:: The task ::
From first line to last, copy the listing exactly and omit its pictures.

:: Dataset content ::
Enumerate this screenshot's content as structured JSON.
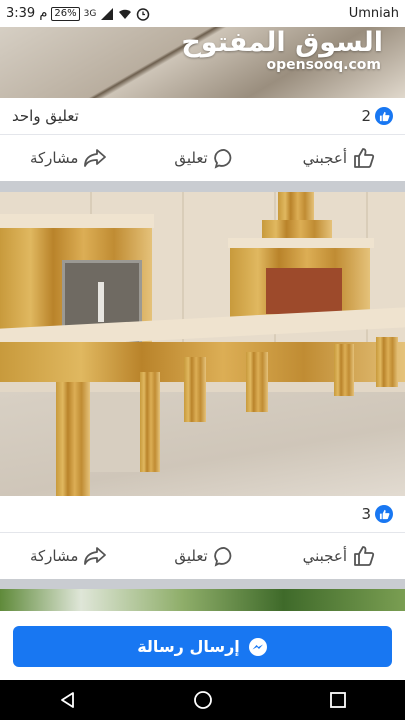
{
  "status_bar": {
    "time": "3:39 م",
    "battery": "26%",
    "network": "3G",
    "carrier": "Umniah"
  },
  "post1": {
    "logo_ar": "السوق المفتوح",
    "logo_en": "opensooq.com",
    "comment_count": "تعليق واحد",
    "likes": "2"
  },
  "post2": {
    "likes": "3"
  },
  "actions": {
    "like": "أعجبني",
    "comment": "تعليق",
    "share": "مشاركة"
  },
  "message_button": {
    "label": "إرسال رسالة"
  },
  "colors": {
    "accent": "#1877f2",
    "divider": "#c9ccd1"
  },
  "icons": [
    "like-icon",
    "comment-icon",
    "share-icon",
    "messenger-icon",
    "back-icon",
    "home-icon",
    "recents-icon"
  ]
}
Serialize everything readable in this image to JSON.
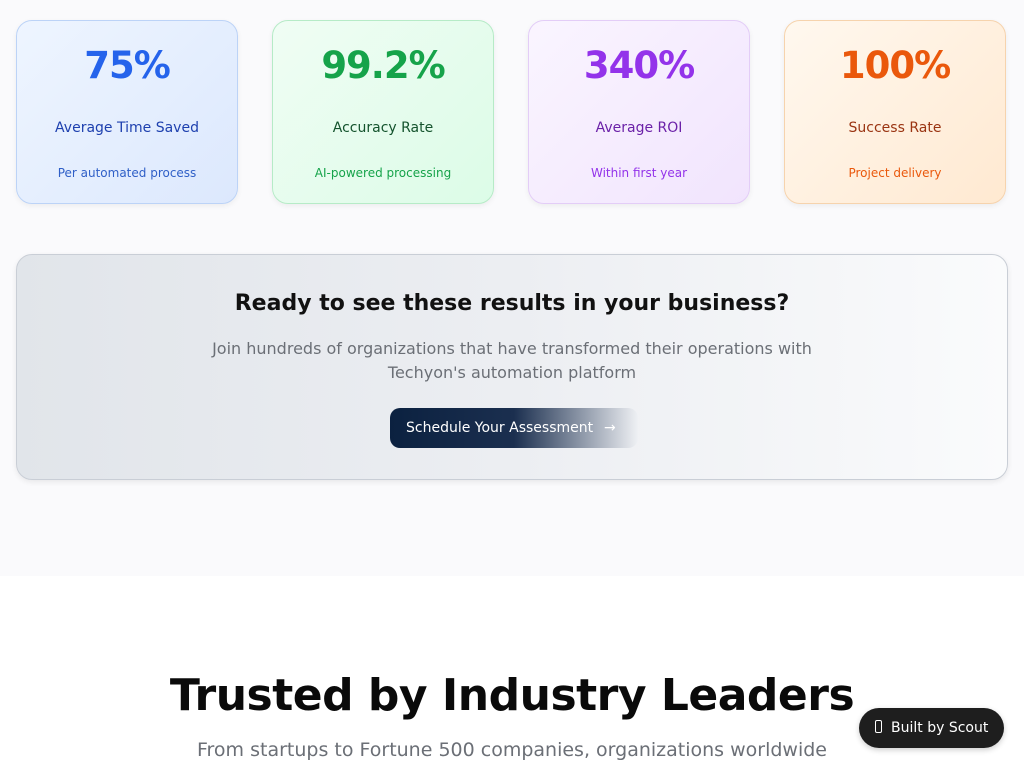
{
  "stats": [
    {
      "value": "75%",
      "label": "Average Time Saved",
      "sub": "Per automated process"
    },
    {
      "value": "99.2%",
      "label": "Accuracy Rate",
      "sub": "AI-powered processing"
    },
    {
      "value": "340%",
      "label": "Average ROI",
      "sub": "Within first year"
    },
    {
      "value": "100%",
      "label": "Success Rate",
      "sub": "Project delivery"
    }
  ],
  "cta": {
    "title": "Ready to see these results in your business?",
    "description": "Join hundreds of organizations that have transformed their operations with Techyon's automation platform",
    "button_label": "Schedule Your Assessment",
    "button_icon": "→"
  },
  "trusted": {
    "title": "Trusted by Industry Leaders",
    "subtitle": "From startups to Fortune 500 companies, organizations worldwide"
  },
  "badge": {
    "label": "Built by Scout",
    "icon": "device-icon"
  },
  "colors": {
    "blue": "#2563eb",
    "green": "#16a34a",
    "purple": "#9333ea",
    "orange": "#ea580c",
    "cta_button": "#0b2140"
  }
}
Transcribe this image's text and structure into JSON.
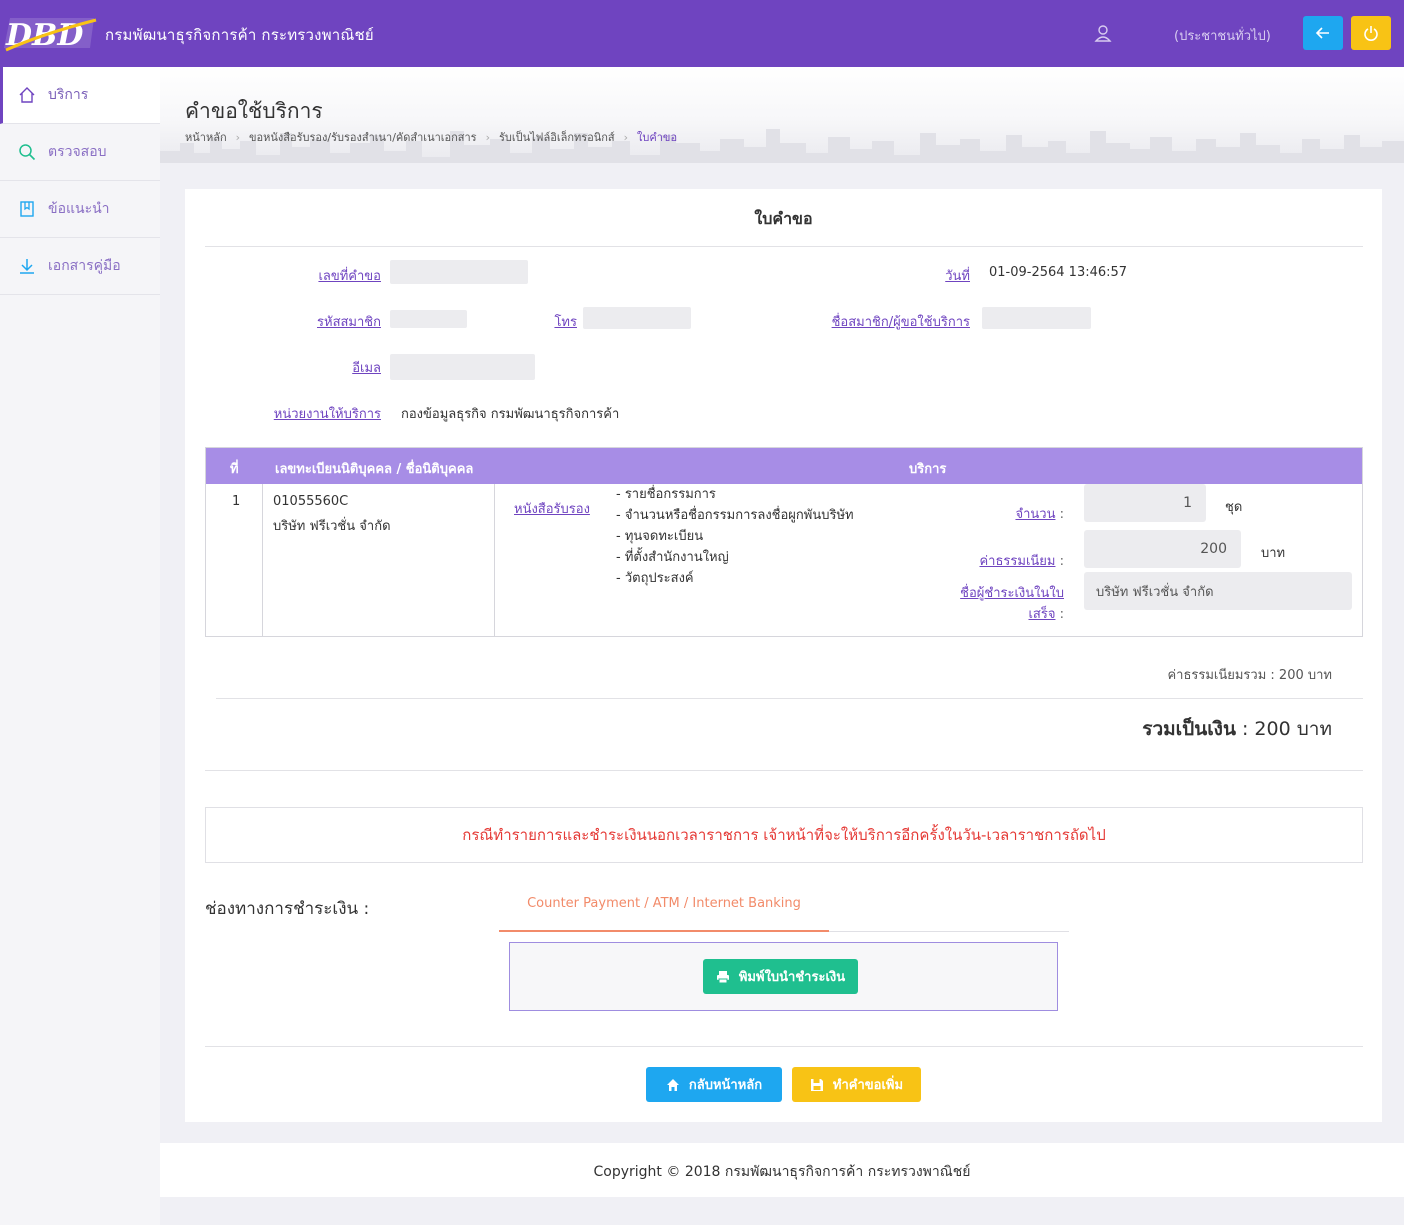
{
  "header": {
    "brand": "กรมพัฒนาธุรกิจการค้า กระทรวงพาณิชย์",
    "user_label": "(ประชาชนทั่วไป)"
  },
  "sidebar": {
    "items": [
      {
        "label": "บริการ"
      },
      {
        "label": "ตรวจสอบ"
      },
      {
        "label": "ข้อแนะนำ"
      },
      {
        "label": "เอกสารคู่มือ"
      }
    ]
  },
  "page": {
    "title": "คำขอใช้บริการ",
    "breadcrumb": [
      "หน้าหลัก",
      "ขอหนังสือรับรอง/รับรองสำเนา/คัดสำเนาเอกสาร",
      "รับเป็นไฟล์อิเล็กทรอนิกส์",
      "ใบคำขอ"
    ]
  },
  "form": {
    "title": "ใบคำขอ",
    "request_no_label": "เลขที่คำขอ",
    "date_label": "วันที่",
    "date_value": "01-09-2564 13:46:57",
    "member_id_label": "รหัสสมาชิก",
    "phone_label": "โทร",
    "member_name_label": "ชื่อสมาชิก/ผู้ขอใช้บริการ",
    "email_label": "อีเมล",
    "unit_label": "หน่วยงานให้บริการ",
    "unit_value": "กองข้อมูลธุรกิจ กรมพัฒนาธุรกิจการค้า"
  },
  "table": {
    "headers": [
      "ที่",
      "เลขทะเบียนนิติบุคคล / ชื่อนิติบุคคล",
      "บริการ"
    ],
    "row": {
      "no": "1",
      "reg_no": "01055560C",
      "company": "บริษัท ฟรีเวชั่น จำกัด",
      "service_link": "หนังสือรับรอง",
      "service_items": [
        "- รายชื่อกรรมการ",
        "- จำนวนหรือชื่อกรรมการลงชื่อผูกพันบริษัท",
        "- ทุนจดทะเบียน",
        "- ที่ตั้งสำนักงานใหญ่",
        "- วัตถุประสงค์"
      ],
      "qty_label": "จำนวน",
      "qty_value": "1",
      "qty_unit": "ชุด",
      "fee_label": "ค่าธรรมเนียม",
      "fee_value": "200",
      "fee_unit": "บาท",
      "payer_label_1": "ชื่อผู้ชำระเงินในใบ",
      "payer_label_2": "เสร็จ",
      "payer_value": "บริษัท ฟรีเวชั่น จำกัด",
      "colon": ":"
    }
  },
  "totals": {
    "fee_total": "ค่าธรรมเนียมรวม : 200 บาท",
    "grand_label": "รวมเป็นเงิน",
    "grand_rest": " : 200 บาท"
  },
  "notice": "กรณีทำรายการและชำระเงินนอกเวลาราชการ เจ้าหน้าที่จะให้บริการอีกครั้งในวัน-เวลาราชการถัดไป",
  "payment": {
    "label": "ช่องทางการชำระเงิน :",
    "tab": "Counter Payment / ATM / Internet Banking",
    "print_button": "พิมพ์ใบนำชำระเงิน"
  },
  "actions": {
    "home": "กลับหน้าหลัก",
    "more": "ทำคำขอเพิ่ม"
  },
  "footer": "Copyright © 2018 กรมพัฒนาธุรกิจการค้า กระทรวงพาณิชย์",
  "colors": {
    "brand_purple": "#6f44c0",
    "table_header": "#a78de6",
    "blue": "#1ea7f0",
    "yellow": "#f8c315",
    "green": "#1fbf8f",
    "notice_red": "#e53935"
  }
}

:: Solution to this exercise ::
Enumerate this screenshot's content as structured JSON.
{
  "status_bar": {
    "time": "3:39 م",
    "battery": "26%",
    "network": "3G",
    "carrier": "Umniah"
  },
  "post1": {
    "logo_ar": "السوق المفتوح",
    "logo_en": "opensooq.com",
    "comment_count": "تعليق واحد",
    "likes": "2"
  },
  "post2": {
    "likes": "3"
  },
  "actions": {
    "like": "أعجبني",
    "comment": "تعليق",
    "share": "مشاركة"
  },
  "message_button": {
    "label": "إرسال رسالة"
  },
  "colors": {
    "accent": "#1877f2",
    "divider": "#c9ccd1"
  },
  "icons": [
    "like-icon",
    "comment-icon",
    "share-icon",
    "messenger-icon",
    "back-icon",
    "home-icon",
    "recents-icon"
  ]
}
Serialize everything readable in this image to JSON.
{
  "stats": [
    {
      "value": "75%",
      "label": "Average Time Saved",
      "sub": "Per automated process"
    },
    {
      "value": "99.2%",
      "label": "Accuracy Rate",
      "sub": "AI-powered processing"
    },
    {
      "value": "340%",
      "label": "Average ROI",
      "sub": "Within first year"
    },
    {
      "value": "100%",
      "label": "Success Rate",
      "sub": "Project delivery"
    }
  ],
  "cta": {
    "title": "Ready to see these results in your business?",
    "description": "Join hundreds of organizations that have transformed their operations with Techyon's automation platform",
    "button_label": "Schedule Your Assessment",
    "button_icon": "→"
  },
  "trusted": {
    "title": "Trusted by Industry Leaders",
    "subtitle": "From startups to Fortune 500 companies, organizations worldwide"
  },
  "badge": {
    "label": "Built by Scout",
    "icon": "device-icon"
  },
  "colors": {
    "blue": "#2563eb",
    "green": "#16a34a",
    "purple": "#9333ea",
    "orange": "#ea580c",
    "cta_button": "#0b2140"
  }
}
Transcribe this image's text and structure into JSON.
{
  "header": {
    "brand": "กรมพัฒนาธุรกิจการค้า กระทรวงพาณิชย์",
    "user_label": "(ประชาชนทั่วไป)"
  },
  "sidebar": {
    "items": [
      {
        "label": "บริการ"
      },
      {
        "label": "ตรวจสอบ"
      },
      {
        "label": "ข้อแนะนำ"
      },
      {
        "label": "เอกสารคู่มือ"
      }
    ]
  },
  "page": {
    "title": "คำขอใช้บริการ",
    "breadcrumb": [
      "หน้าหลัก",
      "ขอหนังสือรับรอง/รับรองสำเนา/คัดสำเนาเอกสาร",
      "รับเป็นไฟล์อิเล็กทรอนิกส์",
      "ใบคำขอ"
    ]
  },
  "form": {
    "title": "ใบคำขอ",
    "request_no_label": "เลขที่คำขอ",
    "date_label": "วันที่",
    "date_value": "01-09-2564 13:46:57",
    "member_id_label": "รหัสสมาชิก",
    "phone_label": "โทร",
    "member_name_label": "ชื่อสมาชิก/ผู้ขอใช้บริการ",
    "email_label": "อีเมล",
    "unit_label": "หน่วยงานให้บริการ",
    "unit_value": "กองข้อมูลธุรกิจ กรมพัฒนาธุรกิจการค้า"
  },
  "table": {
    "headers": [
      "ที่",
      "เลขทะเบียนนิติบุคคล / ชื่อนิติบุคคล",
      "บริการ"
    ],
    "row": {
      "no": "1",
      "reg_no": "01055560C",
      "company": "บริษัท ฟรีเวชั่น จำกัด",
      "service_link": "หนังสือรับรอง",
      "service_items": [
        "- รายชื่อกรรมการ",
        "- จำนวนหรือชื่อกรรมการลงชื่อผูกพันบริษัท",
        "- ทุนจดทะเบียน",
        "- ที่ตั้งสำนักงานใหญ่",
        "- วัตถุประสงค์"
      ],
      "qty_label": "จำนวน",
      "qty_value": "1",
      "qty_unit": "ชุด",
      "fee_label": "ค่าธรรมเนียม",
      "fee_value": "200",
      "fee_unit": "บาท",
      "payer_label_1": "ชื่อผู้ชำระเงินในใบ",
      "payer_label_2": "เสร็จ",
      "payer_value": "บริษัท ฟรีเวชั่น จำกัด",
      "colon": ":"
    }
  },
  "totals": {
    "fee_total": "ค่าธรรมเนียมรวม : 200 บาท",
    "grand_label": "รวมเป็นเงิน",
    "grand_rest": " : 200 บาท"
  },
  "notice": "กรณีทำรายการและชำระเงินนอกเวลาราชการ เจ้าหน้าที่จะให้บริการอีกครั้งในวัน-เวลาราชการถัดไป",
  "payment": {
    "label": "ช่องทางการชำระเงิน :",
    "tab": "Counter Payment / ATM / Internet Banking",
    "print_button": "พิมพ์ใบนำชำระเงิน"
  },
  "actions": {
    "home": "กลับหน้าหลัก",
    "more": "ทำคำขอเพิ่ม"
  },
  "footer": "Copyright © 2018 กรมพัฒนาธุรกิจการค้า กระทรวงพาณิชย์",
  "colors": {
    "brand_purple": "#6f44c0",
    "table_header": "#a78de6",
    "blue": "#1ea7f0",
    "yellow": "#f8c315",
    "green": "#1fbf8f",
    "notice_red": "#e53935"
  }
}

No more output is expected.